Reading kicked off their home clash with Hull City in a 3-5-2: Rafael; Gunter, Morrison, Moore, Blackett, Obita; Pele, Swift, Ejaria; Baldock, Meite.
With 120 minutes (plus penalties) being played in midweek, Reading were looking considerably lethargic all throughout their clash with the Tigers. Reading looked to take the game to a Hull side reeling from the losses of both Jarrod Bowen and Kamil Grosicki, not to mention coming off the back off a 1-5 defeat to Brentford.
Mark Bowen reverted to three centre backs with wing backs, and Reading once again struggled in the wide areas, with both full backs unable to effectively beat their men (while also being doubled or tripled up on to prevent the cross). This was partially improved in the second period, with Blackett offering an overlapping threat on the left wing.
Most of the home side’s attacks came through the middle, with an array of passes into congested areas in the hope of a dummy or flick to get a forward in on goal. Sam Despite Baldock’s high pressure on the Hull defence and a few Tigers slip ups, they managed to get into the break level while only threatening with a few attempts on the counter.
In the second period, after a switch to a back four, Reading found the breakthrough thanks to some patient passing round the box, ending with Swift sliding in Obita, who fired home at the near post. Apart from leading to the opening goal, Reading struggled to create too many more clear-cut opportunities with an effort from Ejaria after fantastically fashioning space for himself the closest they came to doubling their advantage.

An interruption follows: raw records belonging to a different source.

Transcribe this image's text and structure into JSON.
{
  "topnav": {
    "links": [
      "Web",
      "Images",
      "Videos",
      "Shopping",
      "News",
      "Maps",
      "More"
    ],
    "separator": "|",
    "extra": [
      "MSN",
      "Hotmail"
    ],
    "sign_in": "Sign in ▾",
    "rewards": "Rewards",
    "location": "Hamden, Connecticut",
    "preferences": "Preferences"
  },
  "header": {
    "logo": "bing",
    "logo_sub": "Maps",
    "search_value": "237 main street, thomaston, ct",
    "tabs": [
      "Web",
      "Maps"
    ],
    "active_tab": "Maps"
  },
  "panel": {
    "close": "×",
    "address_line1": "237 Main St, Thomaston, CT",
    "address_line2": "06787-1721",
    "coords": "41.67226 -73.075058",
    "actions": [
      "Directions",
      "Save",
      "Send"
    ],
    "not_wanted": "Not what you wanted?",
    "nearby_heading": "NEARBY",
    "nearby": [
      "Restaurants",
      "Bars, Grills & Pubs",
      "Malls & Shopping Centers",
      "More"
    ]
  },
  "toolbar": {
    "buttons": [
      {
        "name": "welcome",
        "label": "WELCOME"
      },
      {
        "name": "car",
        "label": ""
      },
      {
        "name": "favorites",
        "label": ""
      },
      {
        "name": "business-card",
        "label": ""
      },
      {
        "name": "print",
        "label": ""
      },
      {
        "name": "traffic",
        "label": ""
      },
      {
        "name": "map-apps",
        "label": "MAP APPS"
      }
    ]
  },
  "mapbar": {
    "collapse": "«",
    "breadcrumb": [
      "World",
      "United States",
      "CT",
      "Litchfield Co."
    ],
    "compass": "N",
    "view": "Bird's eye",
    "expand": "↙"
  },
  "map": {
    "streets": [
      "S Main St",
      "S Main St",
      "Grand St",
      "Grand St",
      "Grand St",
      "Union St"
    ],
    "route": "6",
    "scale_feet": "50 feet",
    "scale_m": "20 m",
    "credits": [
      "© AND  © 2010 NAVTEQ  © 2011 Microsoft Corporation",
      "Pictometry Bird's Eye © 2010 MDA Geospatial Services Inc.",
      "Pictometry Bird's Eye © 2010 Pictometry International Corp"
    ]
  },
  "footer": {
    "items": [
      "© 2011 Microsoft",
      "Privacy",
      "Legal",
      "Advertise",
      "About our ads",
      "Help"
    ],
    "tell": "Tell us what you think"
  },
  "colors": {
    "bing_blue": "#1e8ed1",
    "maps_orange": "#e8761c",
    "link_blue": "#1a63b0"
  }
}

Hull’s best player on the pitch by far was Peterborough loanee Marcus Maddison, who gave the visitors their main threat going forwards. Thanks to a deflected Mallik Wilks effort, Hull claimed an undeserved point and from then on, only the visitors threatened, led by the impressive Maddison.
New signing Felipe Araruna impressed throughout at right back, helping to create a good chance for Sam Baldock, after replacing the injured Gunter midway through the first half. Managing to switch positions at time with John Swift, the two linked up well but struggled for support down the right side, with neither able to beat a man for pace.
With Bowen making all three substitutes before the equaliser, the plan was seemingly to see the game out rather than push for a second, and was understandable given the side’s cup exploits in midweek. However, some poor defending in which none of the three centre halves pressed Wilks to prevent him from getting a shot away undid the Royals in a game in which Rafael did not have to exert himself too strenuously. With Reading perhaps unfortunate to not see out the win, pressure mounts on the side to get a result against West Brom in midweek.